__PROMPT__
Your task is to output every record exactly as it is given.

__PROVIDED INFORMATION__
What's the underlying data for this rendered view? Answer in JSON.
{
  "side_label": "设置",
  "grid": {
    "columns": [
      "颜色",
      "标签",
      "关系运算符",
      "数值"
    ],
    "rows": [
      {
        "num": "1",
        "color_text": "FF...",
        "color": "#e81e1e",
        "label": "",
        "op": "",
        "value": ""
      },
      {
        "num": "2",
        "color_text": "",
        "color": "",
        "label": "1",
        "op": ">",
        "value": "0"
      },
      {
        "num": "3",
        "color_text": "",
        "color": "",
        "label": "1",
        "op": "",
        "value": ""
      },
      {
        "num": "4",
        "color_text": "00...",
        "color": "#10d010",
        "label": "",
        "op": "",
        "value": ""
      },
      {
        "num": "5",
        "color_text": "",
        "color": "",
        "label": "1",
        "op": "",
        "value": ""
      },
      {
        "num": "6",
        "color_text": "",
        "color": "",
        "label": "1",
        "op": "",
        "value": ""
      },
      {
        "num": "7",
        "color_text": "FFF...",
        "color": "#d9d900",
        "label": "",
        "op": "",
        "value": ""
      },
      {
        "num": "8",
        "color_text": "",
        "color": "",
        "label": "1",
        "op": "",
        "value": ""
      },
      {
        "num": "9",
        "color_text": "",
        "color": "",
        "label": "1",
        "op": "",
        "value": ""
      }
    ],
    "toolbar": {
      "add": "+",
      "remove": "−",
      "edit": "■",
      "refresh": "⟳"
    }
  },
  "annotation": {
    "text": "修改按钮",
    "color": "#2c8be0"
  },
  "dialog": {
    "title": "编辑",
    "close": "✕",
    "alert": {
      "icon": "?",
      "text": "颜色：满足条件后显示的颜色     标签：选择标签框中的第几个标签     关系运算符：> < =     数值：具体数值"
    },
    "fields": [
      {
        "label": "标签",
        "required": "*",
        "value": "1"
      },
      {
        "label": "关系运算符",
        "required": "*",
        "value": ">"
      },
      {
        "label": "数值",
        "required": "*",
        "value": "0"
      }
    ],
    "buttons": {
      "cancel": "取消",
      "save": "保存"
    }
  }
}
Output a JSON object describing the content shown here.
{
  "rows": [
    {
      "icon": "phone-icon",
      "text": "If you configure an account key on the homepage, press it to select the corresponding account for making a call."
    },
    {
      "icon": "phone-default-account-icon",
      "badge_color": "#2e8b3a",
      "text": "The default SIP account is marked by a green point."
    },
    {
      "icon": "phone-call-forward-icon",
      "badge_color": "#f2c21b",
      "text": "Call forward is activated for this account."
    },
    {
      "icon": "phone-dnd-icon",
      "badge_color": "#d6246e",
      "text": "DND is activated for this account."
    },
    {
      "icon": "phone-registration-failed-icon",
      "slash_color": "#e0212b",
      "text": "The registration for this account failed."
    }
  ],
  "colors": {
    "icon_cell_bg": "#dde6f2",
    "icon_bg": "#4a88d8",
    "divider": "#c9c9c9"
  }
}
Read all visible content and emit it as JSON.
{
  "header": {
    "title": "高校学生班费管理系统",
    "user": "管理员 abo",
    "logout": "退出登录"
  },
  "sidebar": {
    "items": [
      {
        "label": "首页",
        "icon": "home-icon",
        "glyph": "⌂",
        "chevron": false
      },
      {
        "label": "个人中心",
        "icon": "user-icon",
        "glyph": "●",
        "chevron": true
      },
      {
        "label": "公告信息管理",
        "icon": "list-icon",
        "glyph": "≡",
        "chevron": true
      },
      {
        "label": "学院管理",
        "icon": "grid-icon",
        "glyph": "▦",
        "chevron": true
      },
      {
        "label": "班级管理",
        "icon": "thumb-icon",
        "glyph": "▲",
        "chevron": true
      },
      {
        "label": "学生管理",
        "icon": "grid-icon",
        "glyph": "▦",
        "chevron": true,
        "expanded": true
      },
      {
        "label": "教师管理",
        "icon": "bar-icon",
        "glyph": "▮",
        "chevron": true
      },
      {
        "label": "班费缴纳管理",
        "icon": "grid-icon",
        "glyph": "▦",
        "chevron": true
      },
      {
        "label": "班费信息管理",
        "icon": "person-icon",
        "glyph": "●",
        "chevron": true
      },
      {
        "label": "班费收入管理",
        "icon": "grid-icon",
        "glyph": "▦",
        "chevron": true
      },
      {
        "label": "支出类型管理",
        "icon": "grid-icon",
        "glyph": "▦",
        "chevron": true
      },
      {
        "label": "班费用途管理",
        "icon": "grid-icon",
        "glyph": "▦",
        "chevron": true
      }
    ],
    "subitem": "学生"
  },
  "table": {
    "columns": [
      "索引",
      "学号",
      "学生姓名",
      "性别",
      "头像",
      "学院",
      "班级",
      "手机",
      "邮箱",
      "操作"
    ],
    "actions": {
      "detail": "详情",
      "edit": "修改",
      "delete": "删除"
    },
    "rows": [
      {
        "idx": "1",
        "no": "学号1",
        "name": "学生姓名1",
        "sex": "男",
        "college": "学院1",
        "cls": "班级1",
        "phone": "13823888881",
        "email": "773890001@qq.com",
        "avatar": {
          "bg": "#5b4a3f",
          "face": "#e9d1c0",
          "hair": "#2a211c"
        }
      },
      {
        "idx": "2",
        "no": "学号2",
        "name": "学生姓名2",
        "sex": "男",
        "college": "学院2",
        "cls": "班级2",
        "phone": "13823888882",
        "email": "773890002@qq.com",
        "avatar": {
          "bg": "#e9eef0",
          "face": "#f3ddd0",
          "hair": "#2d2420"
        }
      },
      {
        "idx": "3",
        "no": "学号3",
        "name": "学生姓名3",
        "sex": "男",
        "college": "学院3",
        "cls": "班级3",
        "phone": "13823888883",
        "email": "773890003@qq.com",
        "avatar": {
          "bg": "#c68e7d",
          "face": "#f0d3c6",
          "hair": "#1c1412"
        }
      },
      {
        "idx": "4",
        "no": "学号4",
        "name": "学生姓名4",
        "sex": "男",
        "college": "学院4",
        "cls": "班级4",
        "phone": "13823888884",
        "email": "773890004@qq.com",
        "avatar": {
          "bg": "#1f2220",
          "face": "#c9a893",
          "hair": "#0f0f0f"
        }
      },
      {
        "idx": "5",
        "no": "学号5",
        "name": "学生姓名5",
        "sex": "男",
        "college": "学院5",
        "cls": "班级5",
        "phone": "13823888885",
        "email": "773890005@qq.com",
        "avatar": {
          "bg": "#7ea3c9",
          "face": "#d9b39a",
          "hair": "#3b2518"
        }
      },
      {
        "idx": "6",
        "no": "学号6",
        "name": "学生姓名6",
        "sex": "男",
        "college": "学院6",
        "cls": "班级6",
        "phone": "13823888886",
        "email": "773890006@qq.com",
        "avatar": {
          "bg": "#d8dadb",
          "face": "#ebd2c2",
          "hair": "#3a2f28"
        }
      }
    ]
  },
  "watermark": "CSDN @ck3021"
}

__FINISHED TASK__
What's the underlying data for this rendered view? Answer in JSON.
{
  "side_label": "设置",
  "grid": {
    "columns": [
      "颜色",
      "标签",
      "关系运算符",
      "数值"
    ],
    "rows": [
      {
        "num": "1",
        "color_text": "FF...",
        "color": "#e81e1e",
        "label": "",
        "op": "",
        "value": ""
      },
      {
        "num": "2",
        "color_text": "",
        "color": "",
        "label": "1",
        "op": ">",
        "value": "0"
      },
      {
        "num": "3",
        "color_text": "",
        "color": "",
        "label": "1",
        "op": "",
        "value": ""
      },
      {
        "num": "4",
        "color_text": "00...",
        "color": "#10d010",
        "label": "",
        "op": "",
        "value": ""
      },
      {
        "num": "5",
        "color_text": "",
        "color": "",
        "label": "1",
        "op": "",
        "value": ""
      },
      {
        "num": "6",
        "color_text": "",
        "color": "",
        "label": "1",
        "op": "",
        "value": ""
      },
      {
        "num": "7",
        "color_text": "FFF...",
        "color": "#d9d900",
        "label": "",
        "op": "",
        "value": ""
      },
      {
        "num": "8",
        "color_text": "",
        "color": "",
        "label": "1",
        "op": "",
        "value": ""
      },
      {
        "num": "9",
        "color_text": "",
        "color": "",
        "label": "1",
        "op": "",
        "value": ""
      }
    ],
    "toolbar": {
      "add": "+",
      "remove": "−",
      "edit": "■",
      "refresh": "⟳"
    }
  },
  "annotation": {
    "text": "修改按钮",
    "color": "#2c8be0"
  },
  "dialog": {
    "title": "编辑",
    "close": "✕",
    "alert": {
      "icon": "?",
      "text": "颜色：满足条件后显示的颜色     标签：选择标签框中的第几个标签     关系运算符：> < =     数值：具体数值"
    },
    "fields": [
      {
        "label": "标签",
        "required": "*",
        "value": "1"
      },
      {
        "label": "关系运算符",
        "required": "*",
        "value": ">"
      },
      {
        "label": "数值",
        "required": "*",
        "value": "0"
      }
    ],
    "buttons": {
      "cancel": "取消",
      "save": "保存"
    }
  }
}
Output a JSON object describing the content shown here.
{
  "rows": [
    {
      "icon": "phone-icon",
      "text": "If you configure an account key on the homepage, press it to select the corresponding account for making a call."
    },
    {
      "icon": "phone-default-account-icon",
      "badge_color": "#2e8b3a",
      "text": "The default SIP account is marked by a green point."
    },
    {
      "icon": "phone-call-forward-icon",
      "badge_color": "#f2c21b",
      "text": "Call forward is activated for this account."
    },
    {
      "icon": "phone-dnd-icon",
      "badge_color": "#d6246e",
      "text": "DND is activated for this account."
    },
    {
      "icon": "phone-registration-failed-icon",
      "slash_color": "#e0212b",
      "text": "The registration for this account failed."
    }
  ],
  "colors": {
    "icon_cell_bg": "#dde6f2",
    "icon_bg": "#4a88d8",
    "divider": "#c9c9c9"
  }
}
Read all visible content and emit it as JSON.
{
  "header": {
    "title": "高校学生班费管理系统",
    "user": "管理员 abo",
    "logout": "退出登录"
  },
  "sidebar": {
    "items": [
      {
        "label": "首页",
        "icon": "home-icon",
        "glyph": "⌂",
        "chevron": false
      },
      {
        "label": "个人中心",
        "icon": "user-icon",
        "glyph": "●",
        "chevron": true
      },
      {
        "label": "公告信息管理",
        "icon": "list-icon",
        "glyph": "≡",
        "chevron": true
      },
      {
        "label": "学院管理",
        "icon": "grid-icon",
        "glyph": "▦",
        "chevron": true
      },
      {
        "label": "班级管理",
        "icon": "thumb-icon",
        "glyph": "▲",
        "chevron": true
      },
      {
        "label": "学生管理",
        "icon": "grid-icon",
        "glyph": "▦",
        "chevron": true,
        "expanded": true
      },
      {
        "label": "教师管理",
        "icon": "bar-icon",
        "glyph": "▮",
        "chevron": true
      },
      {
        "label": "班费缴纳管理",
        "icon": "grid-icon",
        "glyph": "▦",
        "chevron": true
      },
      {
        "label": "班费信息管理",
        "icon": "person-icon",
        "glyph": "●",
        "chevron": true
      },
      {
        "label": "班费收入管理",
        "icon": "grid-icon",
        "glyph": "▦",
        "chevron": true
      },
      {
        "label": "支出类型管理",
        "icon": "grid-icon",
        "glyph": "▦",
        "chevron": true
      },
      {
        "label": "班费用途管理",
        "icon": "grid-icon",
        "glyph": "▦",
        "chevron": true
      }
    ],
    "subitem": "学生"
  },
  "table": {
    "columns": [
      "索引",
      "学号",
      "学生姓名",
      "性别",
      "头像",
      "学院",
      "班级",
      "手机",
      "邮箱",
      "操作"
    ],
    "actions": {
      "detail": "详情",
      "edit": "修改",
      "delete": "删除"
    },
    "rows": [
      {
        "idx": "1",
        "no": "学号1",
        "name": "学生姓名1",
        "sex": "男",
        "college": "学院1",
        "cls": "班级1",
        "phone": "13823888881",
        "email": "773890001@qq.com",
        "avatar": {
          "bg": "#5b4a3f",
          "face": "#e9d1c0",
          "hair": "#2a211c"
        }
      },
      {
        "idx": "2",
        "no": "学号2",
        "name": "学生姓名2",
        "sex": "男",
        "college": "学院2",
        "cls": "班级2",
        "phone": "13823888882",
        "email": "773890002@qq.com",
        "avatar": {
          "bg": "#e9eef0",
          "face": "#f3ddd0",
          "hair": "#2d2420"
        }
      },
      {
        "idx": "3",
        "no": "学号3",
        "name": "学生姓名3",
        "sex": "男",
        "college": "学院3",
        "cls": "班级3",
        "phone": "13823888883",
        "email": "773890003@qq.com",
        "avatar": {
          "bg": "#c68e7d",
          "face": "#f0d3c6",
          "hair": "#1c1412"
        }
      },
      {
        "idx": "4",
        "no": "学号4",
        "name": "学生姓名4",
        "sex": "男",
        "college": "学院4",
        "cls": "班级4",
        "phone": "13823888884",
        "email": "773890004@qq.com",
        "avatar": {
          "bg": "#1f2220",
          "face": "#c9a893",
          "hair": "#0f0f0f"
        }
      },
      {
        "idx": "5",
        "no": "学号5",
        "name": "学生姓名5",
        "sex": "男",
        "college": "学院5",
        "cls": "班级5",
        "phone": "13823888885",
        "email": "773890005@qq.com",
        "avatar": {
          "bg": "#7ea3c9",
          "face": "#d9b39a",
          "hair": "#3b2518"
        }
      },
      {
        "idx": "6",
        "no": "学号6",
        "name": "学生姓名6",
        "sex": "男",
        "college": "学院6",
        "cls": "班级6",
        "phone": "13823888886",
        "email": "773890006@qq.com",
        "avatar": {
          "bg": "#d8dadb",
          "face": "#ebd2c2",
          "hair": "#3a2f28"
        }
      }
    ]
  },
  "watermark": "CSDN @ck3021"
}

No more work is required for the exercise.